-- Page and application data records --
%%

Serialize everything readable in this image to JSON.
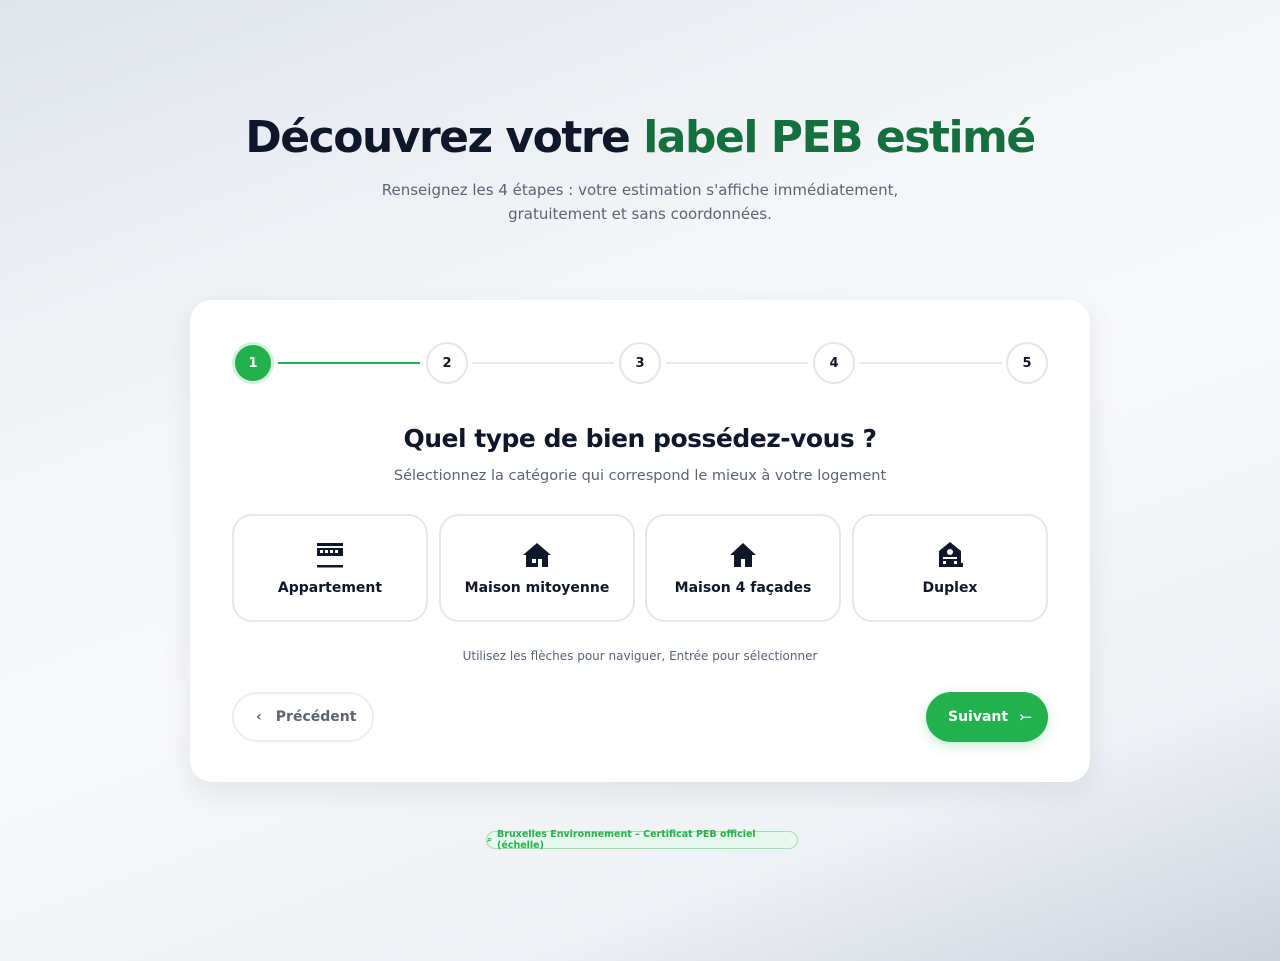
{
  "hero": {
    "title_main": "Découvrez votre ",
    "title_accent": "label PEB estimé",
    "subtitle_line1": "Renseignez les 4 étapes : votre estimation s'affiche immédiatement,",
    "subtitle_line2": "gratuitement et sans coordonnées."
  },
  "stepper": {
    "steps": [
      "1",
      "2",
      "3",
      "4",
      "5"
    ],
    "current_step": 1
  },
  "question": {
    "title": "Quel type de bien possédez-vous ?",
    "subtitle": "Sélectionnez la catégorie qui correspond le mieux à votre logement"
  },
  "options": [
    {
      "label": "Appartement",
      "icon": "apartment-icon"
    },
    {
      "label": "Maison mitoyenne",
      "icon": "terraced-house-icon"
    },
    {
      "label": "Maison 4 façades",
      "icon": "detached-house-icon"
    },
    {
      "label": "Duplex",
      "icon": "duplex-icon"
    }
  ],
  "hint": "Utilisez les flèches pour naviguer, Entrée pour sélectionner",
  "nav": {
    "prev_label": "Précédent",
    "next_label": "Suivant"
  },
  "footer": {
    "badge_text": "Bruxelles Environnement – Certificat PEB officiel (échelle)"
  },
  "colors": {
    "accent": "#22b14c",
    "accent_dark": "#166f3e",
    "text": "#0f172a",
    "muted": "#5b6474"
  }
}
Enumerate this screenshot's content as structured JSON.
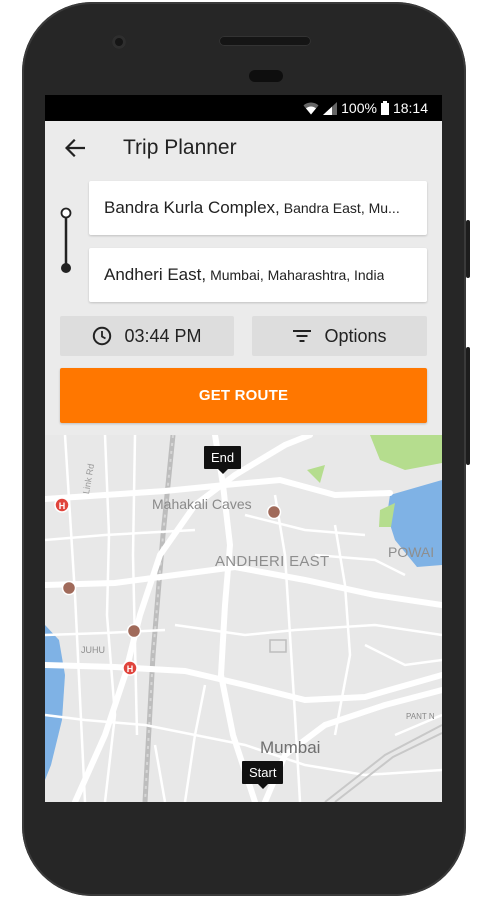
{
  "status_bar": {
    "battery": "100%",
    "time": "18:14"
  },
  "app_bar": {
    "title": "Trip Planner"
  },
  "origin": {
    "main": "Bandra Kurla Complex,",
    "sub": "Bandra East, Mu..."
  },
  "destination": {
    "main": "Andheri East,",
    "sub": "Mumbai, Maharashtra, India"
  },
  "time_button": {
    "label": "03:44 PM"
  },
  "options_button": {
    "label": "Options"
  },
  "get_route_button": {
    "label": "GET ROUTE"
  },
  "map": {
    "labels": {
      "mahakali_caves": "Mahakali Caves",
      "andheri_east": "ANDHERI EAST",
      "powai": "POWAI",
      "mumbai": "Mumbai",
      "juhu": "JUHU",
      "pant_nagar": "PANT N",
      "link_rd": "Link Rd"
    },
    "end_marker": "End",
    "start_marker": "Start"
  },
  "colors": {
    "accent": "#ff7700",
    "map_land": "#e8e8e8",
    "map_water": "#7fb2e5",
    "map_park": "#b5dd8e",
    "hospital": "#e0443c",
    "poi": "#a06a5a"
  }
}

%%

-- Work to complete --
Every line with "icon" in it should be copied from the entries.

-- Answer to this problem --
      "icon": "apartment-icon"
      "icon": "terraced-house-icon"
      "icon": "detached-house-icon"
      "icon": "duplex-icon"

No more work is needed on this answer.